>>>

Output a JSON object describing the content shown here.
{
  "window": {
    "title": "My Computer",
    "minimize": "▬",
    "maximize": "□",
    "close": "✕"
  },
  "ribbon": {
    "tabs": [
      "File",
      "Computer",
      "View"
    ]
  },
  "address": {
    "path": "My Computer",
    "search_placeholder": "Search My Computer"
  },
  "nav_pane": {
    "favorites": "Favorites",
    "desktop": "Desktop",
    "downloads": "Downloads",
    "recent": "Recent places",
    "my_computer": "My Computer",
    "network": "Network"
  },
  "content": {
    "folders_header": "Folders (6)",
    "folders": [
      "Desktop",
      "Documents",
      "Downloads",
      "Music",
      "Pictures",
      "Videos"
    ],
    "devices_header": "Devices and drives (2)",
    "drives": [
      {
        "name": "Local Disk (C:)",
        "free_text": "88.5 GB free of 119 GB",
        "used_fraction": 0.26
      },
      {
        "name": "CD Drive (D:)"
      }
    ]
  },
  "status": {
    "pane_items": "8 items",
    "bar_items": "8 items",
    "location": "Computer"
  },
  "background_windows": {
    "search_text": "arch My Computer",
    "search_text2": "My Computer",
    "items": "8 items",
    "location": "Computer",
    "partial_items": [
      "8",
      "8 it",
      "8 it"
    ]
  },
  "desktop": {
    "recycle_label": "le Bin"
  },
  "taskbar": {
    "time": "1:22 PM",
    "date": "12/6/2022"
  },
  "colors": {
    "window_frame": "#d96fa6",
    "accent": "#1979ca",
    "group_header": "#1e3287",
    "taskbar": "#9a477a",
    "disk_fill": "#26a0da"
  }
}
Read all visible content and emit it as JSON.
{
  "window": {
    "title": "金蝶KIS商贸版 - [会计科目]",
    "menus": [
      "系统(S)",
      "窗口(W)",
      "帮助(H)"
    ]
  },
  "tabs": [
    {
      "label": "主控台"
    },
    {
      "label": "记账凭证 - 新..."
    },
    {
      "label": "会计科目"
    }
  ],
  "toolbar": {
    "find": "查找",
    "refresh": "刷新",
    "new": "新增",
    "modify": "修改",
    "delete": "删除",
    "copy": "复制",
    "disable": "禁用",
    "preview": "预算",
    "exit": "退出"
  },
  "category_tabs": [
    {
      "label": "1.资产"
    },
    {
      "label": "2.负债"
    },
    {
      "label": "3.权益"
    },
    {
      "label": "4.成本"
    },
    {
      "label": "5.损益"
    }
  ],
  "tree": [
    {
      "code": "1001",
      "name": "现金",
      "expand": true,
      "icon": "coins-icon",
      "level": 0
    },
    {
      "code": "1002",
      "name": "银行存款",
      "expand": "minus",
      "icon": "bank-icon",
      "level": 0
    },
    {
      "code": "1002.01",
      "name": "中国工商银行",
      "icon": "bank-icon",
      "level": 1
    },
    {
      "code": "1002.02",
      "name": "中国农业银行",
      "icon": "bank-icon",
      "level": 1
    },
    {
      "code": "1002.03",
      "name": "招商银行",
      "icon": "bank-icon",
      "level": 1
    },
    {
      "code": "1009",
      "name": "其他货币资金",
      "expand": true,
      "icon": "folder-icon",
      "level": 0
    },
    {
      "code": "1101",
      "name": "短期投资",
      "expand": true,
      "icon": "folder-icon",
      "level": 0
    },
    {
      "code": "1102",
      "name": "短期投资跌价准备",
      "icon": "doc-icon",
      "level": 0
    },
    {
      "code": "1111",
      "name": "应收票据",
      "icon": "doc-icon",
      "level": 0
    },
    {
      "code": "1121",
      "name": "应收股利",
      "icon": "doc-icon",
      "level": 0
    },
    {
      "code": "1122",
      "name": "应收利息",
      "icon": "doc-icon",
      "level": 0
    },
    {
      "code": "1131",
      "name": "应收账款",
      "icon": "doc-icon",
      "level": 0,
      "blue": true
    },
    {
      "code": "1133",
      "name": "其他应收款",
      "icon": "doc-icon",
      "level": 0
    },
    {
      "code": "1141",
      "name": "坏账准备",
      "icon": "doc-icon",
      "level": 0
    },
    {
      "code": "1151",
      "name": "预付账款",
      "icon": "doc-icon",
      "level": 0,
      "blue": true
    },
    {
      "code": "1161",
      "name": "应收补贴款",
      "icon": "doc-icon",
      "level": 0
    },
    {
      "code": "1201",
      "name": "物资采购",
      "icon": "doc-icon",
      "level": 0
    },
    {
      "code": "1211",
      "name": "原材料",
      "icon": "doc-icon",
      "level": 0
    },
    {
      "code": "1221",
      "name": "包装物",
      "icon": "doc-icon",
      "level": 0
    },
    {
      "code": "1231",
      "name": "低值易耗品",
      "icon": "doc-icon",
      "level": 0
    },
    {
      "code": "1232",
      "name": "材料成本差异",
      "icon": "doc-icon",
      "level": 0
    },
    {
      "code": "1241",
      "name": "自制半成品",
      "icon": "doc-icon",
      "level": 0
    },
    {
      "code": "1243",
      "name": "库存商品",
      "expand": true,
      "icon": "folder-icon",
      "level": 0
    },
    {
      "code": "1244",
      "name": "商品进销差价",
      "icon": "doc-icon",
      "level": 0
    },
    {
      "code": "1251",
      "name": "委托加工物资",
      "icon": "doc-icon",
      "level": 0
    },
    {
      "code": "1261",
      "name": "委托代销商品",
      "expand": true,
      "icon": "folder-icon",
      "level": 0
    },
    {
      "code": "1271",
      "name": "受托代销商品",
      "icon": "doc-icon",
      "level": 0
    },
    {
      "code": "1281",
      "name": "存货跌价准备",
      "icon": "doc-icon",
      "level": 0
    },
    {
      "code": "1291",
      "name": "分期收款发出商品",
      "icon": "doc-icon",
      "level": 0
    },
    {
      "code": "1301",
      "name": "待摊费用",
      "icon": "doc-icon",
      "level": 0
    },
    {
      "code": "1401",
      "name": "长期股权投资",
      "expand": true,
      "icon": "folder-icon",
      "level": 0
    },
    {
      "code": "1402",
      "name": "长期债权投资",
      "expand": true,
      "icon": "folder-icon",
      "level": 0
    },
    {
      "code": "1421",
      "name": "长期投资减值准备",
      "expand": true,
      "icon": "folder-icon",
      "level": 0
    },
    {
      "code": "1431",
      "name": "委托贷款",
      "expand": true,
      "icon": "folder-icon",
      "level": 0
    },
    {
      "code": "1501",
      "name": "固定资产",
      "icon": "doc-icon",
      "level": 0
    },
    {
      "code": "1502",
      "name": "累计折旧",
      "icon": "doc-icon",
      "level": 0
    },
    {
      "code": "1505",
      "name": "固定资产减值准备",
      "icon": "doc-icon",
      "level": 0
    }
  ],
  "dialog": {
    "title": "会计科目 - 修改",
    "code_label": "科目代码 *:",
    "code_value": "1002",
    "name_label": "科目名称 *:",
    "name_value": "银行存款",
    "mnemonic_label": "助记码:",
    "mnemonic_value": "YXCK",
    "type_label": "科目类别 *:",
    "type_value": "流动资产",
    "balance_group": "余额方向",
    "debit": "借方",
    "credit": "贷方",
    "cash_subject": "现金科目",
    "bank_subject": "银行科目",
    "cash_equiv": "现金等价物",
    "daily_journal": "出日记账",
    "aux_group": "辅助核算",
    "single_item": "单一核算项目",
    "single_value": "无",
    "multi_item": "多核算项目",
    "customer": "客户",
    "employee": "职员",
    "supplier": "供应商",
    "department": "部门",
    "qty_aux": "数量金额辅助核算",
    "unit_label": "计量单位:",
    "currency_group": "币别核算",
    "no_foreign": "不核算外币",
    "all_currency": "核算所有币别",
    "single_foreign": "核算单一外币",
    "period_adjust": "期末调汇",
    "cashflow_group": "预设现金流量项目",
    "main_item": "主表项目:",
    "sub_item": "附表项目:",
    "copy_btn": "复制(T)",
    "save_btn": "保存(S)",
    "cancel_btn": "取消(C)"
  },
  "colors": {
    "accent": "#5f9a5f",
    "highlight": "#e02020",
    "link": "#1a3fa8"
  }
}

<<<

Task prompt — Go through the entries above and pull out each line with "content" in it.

Answer section —
Output a JSON object describing the content shown here.
  "content": {
Read all visible content and emit it as JSON.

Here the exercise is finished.